Creative Prayer Book: Initial Layers


Last week I eased into my Creative Prayer Book with a variety of techniques using watercolor paint, so this week in Lesson 2, I want to build some initial layers on top of the watercolor. I’m not too focused on the content of the pages yet, so I’m only using materials and techniques that will add some structure, color, pattern, or texture to the pages. I’m avoiding anything with a strong image or content, and this will allow me to build up the background before delving into the meaning making. I want to add some drawing with pencil and some simple collage as a way to begin building layers..

Just like with the watercolor paint, I’m focusing on allowing the pages to flow from one to another, so I want to use lines and shapes to transition from page to page, so I wrap some of the collage around the edges of pages and repeat some of the same shapes from page to page. This helps connect the pages together, and helps tie the pages into a cohesive whole.


Pencil Drawing
Adding simple lines and shapes with pencil is an easy way to add more to the background. The value of the pencil is subtle and doesn’t stand out too much, allowing my marks to fade into the page. I like to use geometric shapes and lines, and rectangles, and straight lines add a lot of structure and help divide up the space of the pages. Circles and curved lines, on the other hand, help to add some variety and visual interest to pages. Feel free to use any types of lines, shapes, or marks that you want. Perhaps avoid drawing representational images, and keep your mars on the decorative side.


Collage is a big part of my journal practice, and I always have a pretty big stash of ephemera to use. Just like the pencil drawing, I want the collage to be somewhat subtle, so I don’t have anything with imagery. Newspaper, book pages, raffle tickets, maps, and colored paper all add some color, pattern, or texture to the pages without hinting at content or meaning. UHU glue stick is my go-to adhesive. I know some people have issues with glue stick, but when used effectively it works great. Besides, glue stick is the most appropriate for the materials that I use. A lot of people use an acrylic medium as a glue, but watercolor and watercolor pencil just won’t stick to the acrylic. Dig through your stash of papers and materials and find things that you want to glue in.


Try experimenting with some drawing and collage to build some layers on your pages, and don’t worry yet about what the content will be. We’ll get to that in future lessons, so have some fun building some initial layers and using up some of your fodder stash.

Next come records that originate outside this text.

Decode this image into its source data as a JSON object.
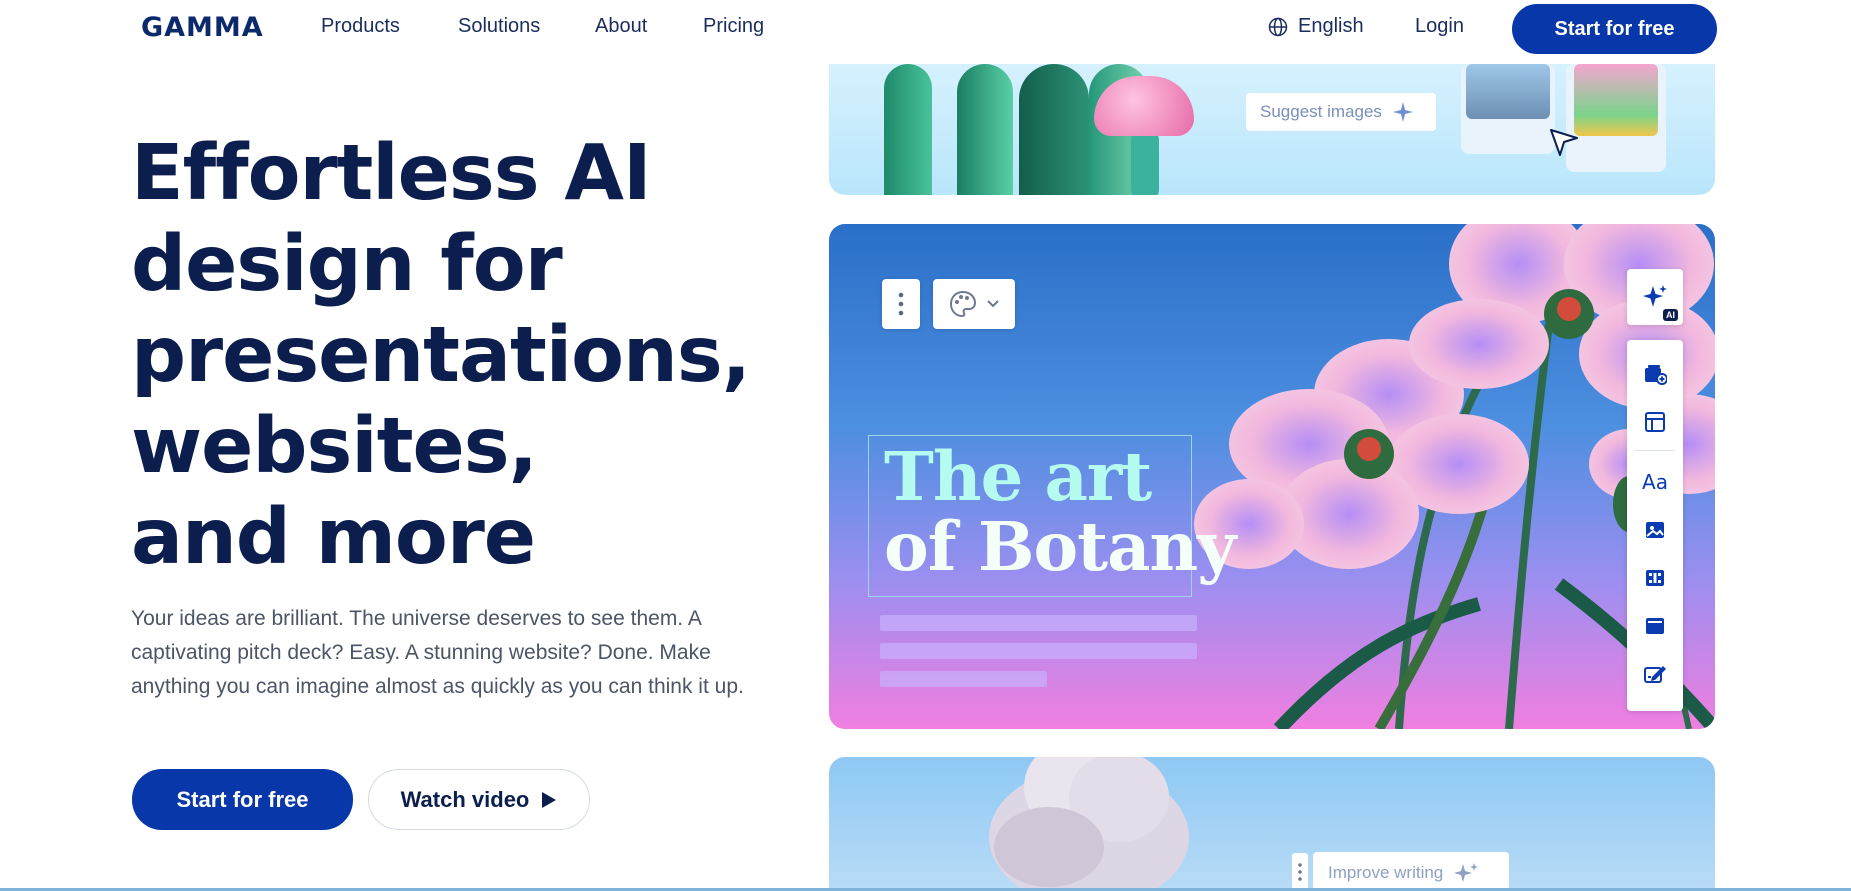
{
  "nav": {
    "logo": "GAMMA",
    "links": [
      "Products",
      "Solutions",
      "About",
      "Pricing"
    ],
    "language": "English",
    "login": "Login",
    "cta": "Start for free"
  },
  "hero": {
    "headline_lines": [
      "Effortless AI",
      "design for",
      "presentations,",
      "websites,",
      "and more"
    ],
    "subtext": "Your ideas are brilliant. The universe deserves to see them. A captivating pitch deck? Easy. A stunning website? Done. Make anything you can imagine almost as quickly as you can think it up.",
    "cta_primary": "Start for free",
    "cta_secondary": "Watch video"
  },
  "preview": {
    "suggest_images": "Suggest images",
    "slide_title_line1": "The art",
    "slide_title_line2": "of Botany",
    "ai_badge": "AI",
    "improve_writing": "Improve writing",
    "side_tool_icons": [
      "add-card-icon",
      "layout-icon",
      "text-style-icon",
      "image-icon",
      "video-icon",
      "embed-icon",
      "edit-icon"
    ]
  },
  "colors": {
    "primary": "#0737a8",
    "headline": "#0b1e4e",
    "slide_gradient_top": "#2a6fc8",
    "slide_gradient_bottom": "#f07fe0"
  }
}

Just like with the watercolor, work on as many pages as you wish, and remember that you don’t have to include the drawing and collage on every page.

Happy creating!